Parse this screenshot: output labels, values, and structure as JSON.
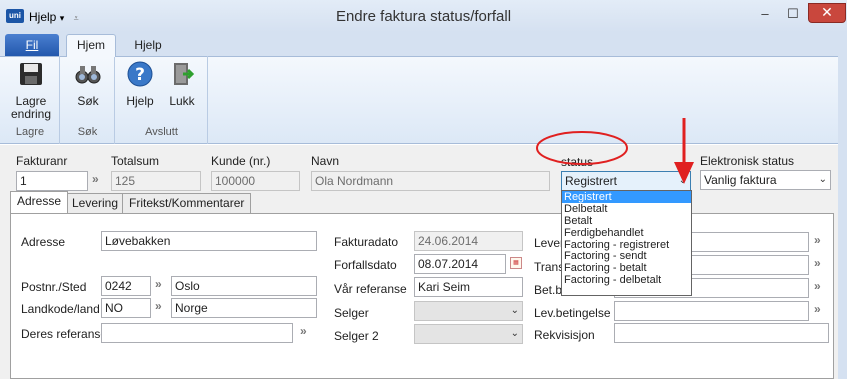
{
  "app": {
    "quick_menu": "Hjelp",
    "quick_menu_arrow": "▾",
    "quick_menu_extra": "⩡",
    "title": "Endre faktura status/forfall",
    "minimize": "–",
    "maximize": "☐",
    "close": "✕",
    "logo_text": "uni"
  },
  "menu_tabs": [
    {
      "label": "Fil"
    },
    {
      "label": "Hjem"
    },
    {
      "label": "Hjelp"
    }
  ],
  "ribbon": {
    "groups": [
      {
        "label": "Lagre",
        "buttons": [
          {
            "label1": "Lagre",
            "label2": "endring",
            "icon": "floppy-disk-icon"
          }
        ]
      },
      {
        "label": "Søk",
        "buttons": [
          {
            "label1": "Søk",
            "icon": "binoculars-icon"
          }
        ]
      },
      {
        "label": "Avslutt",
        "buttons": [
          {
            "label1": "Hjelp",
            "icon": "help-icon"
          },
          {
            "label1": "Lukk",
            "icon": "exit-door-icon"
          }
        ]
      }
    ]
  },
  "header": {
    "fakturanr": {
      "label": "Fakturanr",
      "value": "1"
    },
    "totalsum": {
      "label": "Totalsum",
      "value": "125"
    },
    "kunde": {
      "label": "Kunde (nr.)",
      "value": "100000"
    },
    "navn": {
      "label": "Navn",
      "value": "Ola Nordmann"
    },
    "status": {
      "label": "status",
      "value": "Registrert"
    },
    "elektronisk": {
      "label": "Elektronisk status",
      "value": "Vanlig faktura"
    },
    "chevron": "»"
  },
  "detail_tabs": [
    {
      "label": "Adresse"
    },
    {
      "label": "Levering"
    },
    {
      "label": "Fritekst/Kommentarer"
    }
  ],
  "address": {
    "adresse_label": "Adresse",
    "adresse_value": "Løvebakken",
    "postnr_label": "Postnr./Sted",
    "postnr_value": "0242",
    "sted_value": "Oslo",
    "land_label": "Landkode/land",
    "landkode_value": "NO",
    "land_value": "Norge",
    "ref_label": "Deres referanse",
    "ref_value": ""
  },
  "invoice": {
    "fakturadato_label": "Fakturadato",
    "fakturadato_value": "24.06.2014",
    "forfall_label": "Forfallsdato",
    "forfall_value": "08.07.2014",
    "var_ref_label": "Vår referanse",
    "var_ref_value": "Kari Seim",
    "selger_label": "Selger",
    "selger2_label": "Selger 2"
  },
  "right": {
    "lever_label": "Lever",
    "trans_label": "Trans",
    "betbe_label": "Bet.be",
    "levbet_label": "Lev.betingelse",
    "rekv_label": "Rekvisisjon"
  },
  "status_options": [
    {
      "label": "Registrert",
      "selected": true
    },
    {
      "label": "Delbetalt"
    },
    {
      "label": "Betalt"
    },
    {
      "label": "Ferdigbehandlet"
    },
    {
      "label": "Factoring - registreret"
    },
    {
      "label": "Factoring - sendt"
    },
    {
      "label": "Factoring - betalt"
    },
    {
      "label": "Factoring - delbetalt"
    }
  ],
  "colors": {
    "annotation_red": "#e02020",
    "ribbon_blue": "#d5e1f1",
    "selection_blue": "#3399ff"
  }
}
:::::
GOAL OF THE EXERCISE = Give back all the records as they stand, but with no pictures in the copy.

REPLY =
Parse this screenshot: output labels, values, and structure as JSON.
{
  "app": {
    "quick_menu": "Hjelp",
    "quick_menu_arrow": "▾",
    "quick_menu_extra": "⩡",
    "title": "Endre faktura status/forfall",
    "minimize": "–",
    "maximize": "☐",
    "close": "✕",
    "logo_text": "uni"
  },
  "menu_tabs": [
    {
      "label": "Fil"
    },
    {
      "label": "Hjem"
    },
    {
      "label": "Hjelp"
    }
  ],
  "ribbon": {
    "groups": [
      {
        "label": "Lagre",
        "buttons": [
          {
            "label1": "Lagre",
            "label2": "endring",
            "icon": "floppy-disk-icon"
          }
        ]
      },
      {
        "label": "Søk",
        "buttons": [
          {
            "label1": "Søk",
            "icon": "binoculars-icon"
          }
        ]
      },
      {
        "label": "Avslutt",
        "buttons": [
          {
            "label1": "Hjelp",
            "icon": "help-icon"
          },
          {
            "label1": "Lukk",
            "icon": "exit-door-icon"
          }
        ]
      }
    ]
  },
  "header": {
    "fakturanr": {
      "label": "Fakturanr",
      "value": "1"
    },
    "totalsum": {
      "label": "Totalsum",
      "value": "125"
    },
    "kunde": {
      "label": "Kunde (nr.)",
      "value": "100000"
    },
    "navn": {
      "label": "Navn",
      "value": "Ola Nordmann"
    },
    "status": {
      "label": "status",
      "value": "Registrert"
    },
    "elektronisk": {
      "label": "Elektronisk status",
      "value": "Vanlig faktura"
    },
    "chevron": "»"
  },
  "detail_tabs": [
    {
      "label": "Adresse"
    },
    {
      "label": "Levering"
    },
    {
      "label": "Fritekst/Kommentarer"
    }
  ],
  "address": {
    "adresse_label": "Adresse",
    "adresse_value": "Løvebakken",
    "postnr_label": "Postnr./Sted",
    "postnr_value": "0242",
    "sted_value": "Oslo",
    "land_label": "Landkode/land",
    "landkode_value": "NO",
    "land_value": "Norge",
    "ref_label": "Deres referanse",
    "ref_value": ""
  },
  "invoice": {
    "fakturadato_label": "Fakturadato",
    "fakturadato_value": "24.06.2014",
    "forfall_label": "Forfallsdato",
    "forfall_value": "08.07.2014",
    "var_ref_label": "Vår referanse",
    "var_ref_value": "Kari Seim",
    "selger_label": "Selger",
    "selger2_label": "Selger 2"
  },
  "right": {
    "lever_label": "Lever",
    "trans_label": "Trans",
    "betbe_label": "Bet.be",
    "levbet_label": "Lev.betingelse",
    "rekv_label": "Rekvisisjon"
  },
  "status_options": [
    {
      "label": "Registrert",
      "selected": true
    },
    {
      "label": "Delbetalt"
    },
    {
      "label": "Betalt"
    },
    {
      "label": "Ferdigbehandlet"
    },
    {
      "label": "Factoring - registreret"
    },
    {
      "label": "Factoring - sendt"
    },
    {
      "label": "Factoring - betalt"
    },
    {
      "label": "Factoring - delbetalt"
    }
  ],
  "colors": {
    "annotation_red": "#e02020",
    "ribbon_blue": "#d5e1f1",
    "selection_blue": "#3399ff"
  }
}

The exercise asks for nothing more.